EXERCISE GOAL -
Take from the records below each line that holds "content".

Records from a dataset:
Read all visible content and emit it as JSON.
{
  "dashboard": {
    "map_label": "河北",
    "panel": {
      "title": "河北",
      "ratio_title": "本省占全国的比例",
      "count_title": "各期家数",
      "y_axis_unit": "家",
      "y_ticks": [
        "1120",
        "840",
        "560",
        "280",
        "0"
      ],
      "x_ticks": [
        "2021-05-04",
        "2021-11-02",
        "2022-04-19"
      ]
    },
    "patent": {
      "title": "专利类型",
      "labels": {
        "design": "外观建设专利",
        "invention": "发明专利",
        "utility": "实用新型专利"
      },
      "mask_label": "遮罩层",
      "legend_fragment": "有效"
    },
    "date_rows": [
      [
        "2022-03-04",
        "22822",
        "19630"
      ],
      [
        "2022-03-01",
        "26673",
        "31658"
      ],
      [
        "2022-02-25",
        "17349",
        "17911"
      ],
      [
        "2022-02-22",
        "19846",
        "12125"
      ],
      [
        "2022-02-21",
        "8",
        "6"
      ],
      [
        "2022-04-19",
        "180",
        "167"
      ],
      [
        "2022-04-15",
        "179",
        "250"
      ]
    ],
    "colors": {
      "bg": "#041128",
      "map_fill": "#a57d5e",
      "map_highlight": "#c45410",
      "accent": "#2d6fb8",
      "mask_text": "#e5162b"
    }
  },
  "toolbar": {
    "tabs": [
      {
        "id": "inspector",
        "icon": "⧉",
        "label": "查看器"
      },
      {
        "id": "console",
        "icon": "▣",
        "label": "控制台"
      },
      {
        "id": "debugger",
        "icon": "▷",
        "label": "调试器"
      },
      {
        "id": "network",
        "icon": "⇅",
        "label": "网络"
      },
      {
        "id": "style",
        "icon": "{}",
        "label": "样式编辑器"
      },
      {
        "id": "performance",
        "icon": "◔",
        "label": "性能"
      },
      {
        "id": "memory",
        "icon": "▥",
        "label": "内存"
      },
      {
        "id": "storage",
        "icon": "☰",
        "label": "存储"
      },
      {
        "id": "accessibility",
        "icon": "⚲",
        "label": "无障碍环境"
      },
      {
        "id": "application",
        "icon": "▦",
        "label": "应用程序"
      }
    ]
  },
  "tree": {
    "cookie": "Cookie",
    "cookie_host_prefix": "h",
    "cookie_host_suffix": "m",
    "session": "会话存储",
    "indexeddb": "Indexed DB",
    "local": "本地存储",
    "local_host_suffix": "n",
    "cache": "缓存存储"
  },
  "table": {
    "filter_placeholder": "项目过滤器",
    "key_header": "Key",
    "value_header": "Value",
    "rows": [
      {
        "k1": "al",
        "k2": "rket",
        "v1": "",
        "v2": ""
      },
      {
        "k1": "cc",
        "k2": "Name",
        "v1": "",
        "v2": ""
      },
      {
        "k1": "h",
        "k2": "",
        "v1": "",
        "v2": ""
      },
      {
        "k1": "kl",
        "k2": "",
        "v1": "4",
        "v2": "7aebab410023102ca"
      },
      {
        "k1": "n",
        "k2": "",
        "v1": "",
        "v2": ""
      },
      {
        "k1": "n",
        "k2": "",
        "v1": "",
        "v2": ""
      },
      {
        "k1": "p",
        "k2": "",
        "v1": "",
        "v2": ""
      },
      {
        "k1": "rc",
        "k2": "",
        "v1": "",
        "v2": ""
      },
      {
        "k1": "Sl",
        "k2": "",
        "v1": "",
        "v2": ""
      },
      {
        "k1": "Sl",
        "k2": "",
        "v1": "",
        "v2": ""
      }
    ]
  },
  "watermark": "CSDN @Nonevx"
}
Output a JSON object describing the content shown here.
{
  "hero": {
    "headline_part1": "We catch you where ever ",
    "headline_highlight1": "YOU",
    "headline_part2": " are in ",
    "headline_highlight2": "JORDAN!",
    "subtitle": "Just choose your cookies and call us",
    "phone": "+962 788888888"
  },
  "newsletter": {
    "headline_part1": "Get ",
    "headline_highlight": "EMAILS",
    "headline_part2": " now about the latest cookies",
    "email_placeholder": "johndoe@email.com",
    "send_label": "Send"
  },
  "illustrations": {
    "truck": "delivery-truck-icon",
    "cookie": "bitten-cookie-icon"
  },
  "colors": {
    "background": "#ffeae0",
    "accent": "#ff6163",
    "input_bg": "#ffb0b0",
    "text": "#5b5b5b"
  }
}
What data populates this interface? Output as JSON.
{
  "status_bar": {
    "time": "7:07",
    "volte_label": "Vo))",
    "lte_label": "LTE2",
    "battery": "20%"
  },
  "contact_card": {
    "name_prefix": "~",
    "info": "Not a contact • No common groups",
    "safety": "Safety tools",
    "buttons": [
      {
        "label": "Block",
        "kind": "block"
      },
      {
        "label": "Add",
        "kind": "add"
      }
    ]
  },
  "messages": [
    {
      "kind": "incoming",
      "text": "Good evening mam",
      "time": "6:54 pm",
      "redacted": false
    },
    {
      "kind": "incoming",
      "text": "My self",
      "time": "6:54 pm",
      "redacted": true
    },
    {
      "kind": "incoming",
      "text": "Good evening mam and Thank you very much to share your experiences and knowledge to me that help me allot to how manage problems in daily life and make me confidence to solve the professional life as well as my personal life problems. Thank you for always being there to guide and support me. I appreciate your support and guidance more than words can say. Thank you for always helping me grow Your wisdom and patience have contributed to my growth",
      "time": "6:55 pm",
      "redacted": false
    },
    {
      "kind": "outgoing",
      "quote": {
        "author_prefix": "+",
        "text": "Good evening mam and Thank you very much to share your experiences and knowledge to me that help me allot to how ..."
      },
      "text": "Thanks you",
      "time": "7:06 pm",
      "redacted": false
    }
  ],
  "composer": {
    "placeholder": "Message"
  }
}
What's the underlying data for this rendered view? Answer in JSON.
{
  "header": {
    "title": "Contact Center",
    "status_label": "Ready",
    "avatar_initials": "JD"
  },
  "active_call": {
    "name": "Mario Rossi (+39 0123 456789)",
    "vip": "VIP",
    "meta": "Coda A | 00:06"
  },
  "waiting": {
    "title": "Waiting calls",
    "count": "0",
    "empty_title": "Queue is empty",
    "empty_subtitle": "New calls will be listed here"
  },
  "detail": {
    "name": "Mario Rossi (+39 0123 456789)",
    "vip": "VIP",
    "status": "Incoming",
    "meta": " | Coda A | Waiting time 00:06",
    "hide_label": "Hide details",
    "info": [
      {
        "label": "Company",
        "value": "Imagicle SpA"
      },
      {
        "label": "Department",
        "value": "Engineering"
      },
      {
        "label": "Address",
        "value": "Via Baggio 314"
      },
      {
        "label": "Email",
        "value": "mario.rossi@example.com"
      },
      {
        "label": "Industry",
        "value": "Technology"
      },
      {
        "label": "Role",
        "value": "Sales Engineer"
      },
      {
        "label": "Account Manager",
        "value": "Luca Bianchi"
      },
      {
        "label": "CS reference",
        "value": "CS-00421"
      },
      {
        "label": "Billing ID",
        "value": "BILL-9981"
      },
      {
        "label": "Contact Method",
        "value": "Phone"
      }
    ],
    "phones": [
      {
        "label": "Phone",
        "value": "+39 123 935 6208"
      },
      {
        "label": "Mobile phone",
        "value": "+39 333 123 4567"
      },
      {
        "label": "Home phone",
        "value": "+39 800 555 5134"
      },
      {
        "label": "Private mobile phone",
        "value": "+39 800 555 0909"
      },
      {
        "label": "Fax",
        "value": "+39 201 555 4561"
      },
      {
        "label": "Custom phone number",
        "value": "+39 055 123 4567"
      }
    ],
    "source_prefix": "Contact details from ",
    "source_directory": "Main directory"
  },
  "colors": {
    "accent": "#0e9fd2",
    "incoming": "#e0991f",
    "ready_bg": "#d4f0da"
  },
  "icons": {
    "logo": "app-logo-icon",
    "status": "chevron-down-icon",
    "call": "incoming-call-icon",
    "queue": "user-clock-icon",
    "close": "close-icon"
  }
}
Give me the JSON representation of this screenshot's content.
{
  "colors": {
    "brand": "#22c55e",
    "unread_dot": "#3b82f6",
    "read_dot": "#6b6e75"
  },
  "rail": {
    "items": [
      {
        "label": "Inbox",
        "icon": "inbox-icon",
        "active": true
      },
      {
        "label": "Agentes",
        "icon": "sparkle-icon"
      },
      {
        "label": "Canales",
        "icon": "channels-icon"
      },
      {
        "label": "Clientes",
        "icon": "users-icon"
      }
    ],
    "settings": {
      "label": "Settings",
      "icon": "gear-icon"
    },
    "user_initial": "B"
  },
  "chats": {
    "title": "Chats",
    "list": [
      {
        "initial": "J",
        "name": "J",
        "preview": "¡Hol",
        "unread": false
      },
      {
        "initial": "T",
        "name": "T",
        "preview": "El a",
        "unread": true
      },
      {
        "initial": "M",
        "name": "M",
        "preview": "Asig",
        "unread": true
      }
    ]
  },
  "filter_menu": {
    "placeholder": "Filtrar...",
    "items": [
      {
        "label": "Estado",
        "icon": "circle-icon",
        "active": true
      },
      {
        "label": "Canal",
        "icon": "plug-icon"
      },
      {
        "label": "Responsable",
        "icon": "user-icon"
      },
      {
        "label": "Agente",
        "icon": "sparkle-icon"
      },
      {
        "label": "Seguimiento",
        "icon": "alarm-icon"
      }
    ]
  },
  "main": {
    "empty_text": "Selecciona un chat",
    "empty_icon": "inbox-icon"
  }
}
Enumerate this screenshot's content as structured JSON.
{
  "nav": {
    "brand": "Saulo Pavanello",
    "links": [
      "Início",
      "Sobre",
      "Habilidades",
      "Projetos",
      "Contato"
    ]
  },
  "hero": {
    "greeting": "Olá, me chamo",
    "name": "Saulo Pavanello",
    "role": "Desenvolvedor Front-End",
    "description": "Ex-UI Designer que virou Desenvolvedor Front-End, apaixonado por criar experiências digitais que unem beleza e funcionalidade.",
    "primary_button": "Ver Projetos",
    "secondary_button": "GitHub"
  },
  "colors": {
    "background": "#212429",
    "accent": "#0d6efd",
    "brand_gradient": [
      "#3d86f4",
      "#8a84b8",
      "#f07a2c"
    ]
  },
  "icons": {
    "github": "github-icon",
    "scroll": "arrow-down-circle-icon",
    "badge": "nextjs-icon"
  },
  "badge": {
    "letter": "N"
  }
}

WRITTEN SOLUTION -
Read all visible content and emit it as JSON.
Output a JSON object describing the content shown here.
Give me the JSON representation of this screenshot's content.
Enumerate this screenshot's content as structured JSON.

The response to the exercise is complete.